The weaner heifers also took a giant stride forward rising more than 30c/kg, making to 305c/kg. Open auction heifers he said were marked up by $100 a head on the previous month’s sale, making from $500 to $700/head.
The joined female market was also strong but disappointing.
The 138 Angus cows, aged 6.5 to 7 years in the Pardoo, Colac herd dispersal, which were spring calvers, sold up to $1500 per head, while 40 head of Gilmour PTIC Angus Cows were sold not far behind at $1480.
These made the equivalent of 213c/kg live however the despairing aspect of these results according to Mr Redpath said is they were all absorbed by processors: “they’re out of the system, they’’ be gone forever”.
“Numbers are getting less and less from the two big autumn sales when 4500 to 5000 head were penned” said James Kyle of Stevens Egan and Johnson.
“And while the number are getting fewer, the weight is also disappearing from the heavier lines of feeder steers although the two major feeders – JBS and Teys – were active along with the usual following of opportunity feeders feeding for the domestic trade”, he said.
“I think we’d have call the sale fully firm to 10c/kg dearer on the feeder lines”.
‘There was not the weight nor the “rubbishy” secondary and plain cattle that there have been in the previous markets.

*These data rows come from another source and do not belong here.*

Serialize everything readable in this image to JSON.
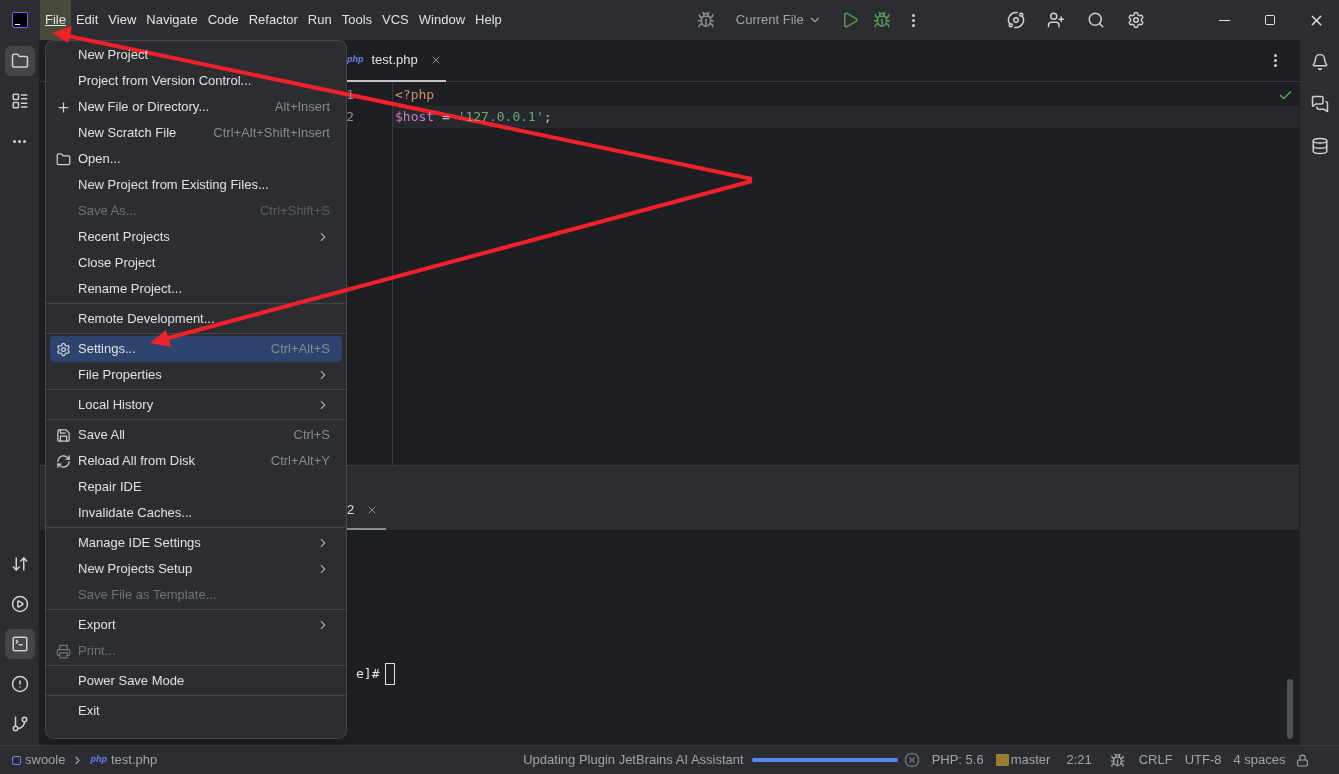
{
  "title_bar": {
    "menu_bar": [
      {
        "label": "File",
        "selected": true
      },
      {
        "label": "Edit",
        "selected": false
      },
      {
        "label": "View",
        "selected": false
      },
      {
        "label": "Navigate",
        "selected": false
      },
      {
        "label": "Code",
        "selected": false
      },
      {
        "label": "Refactor",
        "selected": false
      },
      {
        "label": "Run",
        "selected": false
      },
      {
        "label": "Tools",
        "selected": false
      },
      {
        "label": "VCS",
        "selected": false
      },
      {
        "label": "Window",
        "selected": false
      },
      {
        "label": "Help",
        "selected": false
      }
    ],
    "run_config": "Current File"
  },
  "left_toolbar": {
    "top": [
      {
        "selected": true
      },
      {
        "selected": false
      },
      {
        "selected": false
      }
    ],
    "bottom": [
      {
        "selected": false
      },
      {
        "selected": false
      },
      {
        "selected": true
      },
      {
        "selected": false
      },
      {
        "selected": false
      }
    ]
  },
  "editor": {
    "tabs": [
      {
        "file_type": "php",
        "label": "test.php",
        "selected": true
      }
    ],
    "line_numbers": [
      "1",
      "2"
    ],
    "lines": [
      [
        {
          "kind": "keyword",
          "text": "<?php"
        }
      ],
      [
        {
          "kind": "variable",
          "text": "$host"
        },
        {
          "kind": "plain",
          "text": " = "
        },
        {
          "kind": "string",
          "text": "'127.0.0.1'"
        },
        {
          "kind": "plain",
          "text": ";"
        }
      ]
    ]
  },
  "terminal": {
    "tab_label": "2",
    "prompt": "e]#"
  },
  "file_menu": {
    "groups": [
      [
        {
          "label": "New Project",
          "submenu": false,
          "disabled": false,
          "selected": false
        },
        {
          "label": "Project from Version Control...",
          "submenu": false,
          "disabled": false,
          "selected": false
        },
        {
          "label": "New File or Directory...",
          "shortcut": "Alt+Insert",
          "submenu": false,
          "disabled": false,
          "selected": false
        },
        {
          "label": "New Scratch File",
          "shortcut": "Ctrl+Alt+Shift+Insert",
          "submenu": false,
          "disabled": false,
          "selected": false
        },
        {
          "label": "Open...",
          "submenu": false,
          "disabled": false,
          "selected": false
        },
        {
          "label": "New Project from Existing Files...",
          "submenu": false,
          "disabled": false,
          "selected": false
        },
        {
          "label": "Save As...",
          "shortcut": "Ctrl+Shift+S",
          "submenu": false,
          "disabled": true,
          "selected": false
        },
        {
          "label": "Recent Projects",
          "submenu": true,
          "disabled": false,
          "selected": false
        },
        {
          "label": "Close Project",
          "submenu": false,
          "disabled": false,
          "selected": false
        },
        {
          "label": "Rename Project...",
          "submenu": false,
          "disabled": false,
          "selected": false
        }
      ],
      [
        {
          "label": "Remote Development...",
          "submenu": false,
          "disabled": false,
          "selected": false
        }
      ],
      [
        {
          "label": "Settings...",
          "shortcut": "Ctrl+Alt+S",
          "submenu": false,
          "disabled": false,
          "selected": true
        },
        {
          "label": "File Properties",
          "submenu": true,
          "disabled": false,
          "selected": false
        }
      ],
      [
        {
          "label": "Local History",
          "submenu": true,
          "disabled": false,
          "selected": false
        }
      ],
      [
        {
          "label": "Save All",
          "shortcut": "Ctrl+S",
          "submenu": false,
          "disabled": false,
          "selected": false
        },
        {
          "label": "Reload All from Disk",
          "shortcut": "Ctrl+Alt+Y",
          "submenu": false,
          "disabled": false,
          "selected": false
        },
        {
          "label": "Repair IDE",
          "submenu": false,
          "disabled": false,
          "selected": false
        },
        {
          "label": "Invalidate Caches...",
          "submenu": false,
          "disabled": false,
          "selected": false
        }
      ],
      [
        {
          "label": "Manage IDE Settings",
          "submenu": true,
          "disabled": false,
          "selected": false
        },
        {
          "label": "New Projects Setup",
          "submenu": true,
          "disabled": false,
          "selected": false
        },
        {
          "label": "Save File as Template...",
          "submenu": false,
          "disabled": true,
          "selected": false
        }
      ],
      [
        {
          "label": "Export",
          "submenu": true,
          "disabled": false,
          "selected": false
        },
        {
          "label": "Print...",
          "submenu": false,
          "disabled": true,
          "selected": false
        }
      ],
      [
        {
          "label": "Power Save Mode",
          "submenu": false,
          "disabled": false,
          "selected": false
        }
      ],
      [
        {
          "label": "Exit",
          "submenu": false,
          "disabled": false,
          "selected": false
        }
      ]
    ]
  },
  "status_bar": {
    "breadcrumbs": [
      "swoole",
      "test.php"
    ],
    "file_type": "php",
    "task": "Updating Plugin JetBrains AI Assistant",
    "progress": {
      "level": 1
    },
    "php": "PHP: 5.6",
    "branch": "master",
    "position": "2:21",
    "line_separator": "CRLF",
    "encoding": "UTF-8",
    "indent": "4 spaces"
  }
}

But with a number of processor orders also poking through the store pens anything that wasn’t wanted for the paddock definitely went for slaughter”.
The unjoined heifer demand he said was also consistently priced between 260 and 280c/kg.
“There was also not the weight but the buying support was solid”.
“Basically, you would have call it was a fairly stock standard store sale for Koonwarra for this time of the year”.
“All local buyers, all from southern Gippsland and most people preparing to sit om their hands until the cold of the winter passes”.
Meanwhile in the Riverina, Jason Andrews, Elders reports while conditions in the agricultural areas immediately around Deniliquin are presently okay it is patchy further out into the pastoral country where the hand-feeding of stock is still continuing.
He says there is some talk of agistment being taken in to the north of Hay towards Booligal following some rain received earlier in the year but generally the grass has stopped as more rain is needed.
“It’s not ideal because this time of the year is meant to be our main growing season but if the whole of Riverina doesn’t get a reasonable fall within the next month we’ll be no better off than last year, he said.
The movement of stock he says has come to a standstill in the area as lambing starts for the traditional June/July lambers or continues for the early lambers.
And, as far as cattle are concerned “we held our first sale at Deniliquin for 2.5 months last week and that was only because one vendor had to move”.
“Regardless of if it rains or not, there won’t be much to sell anyway,” he said.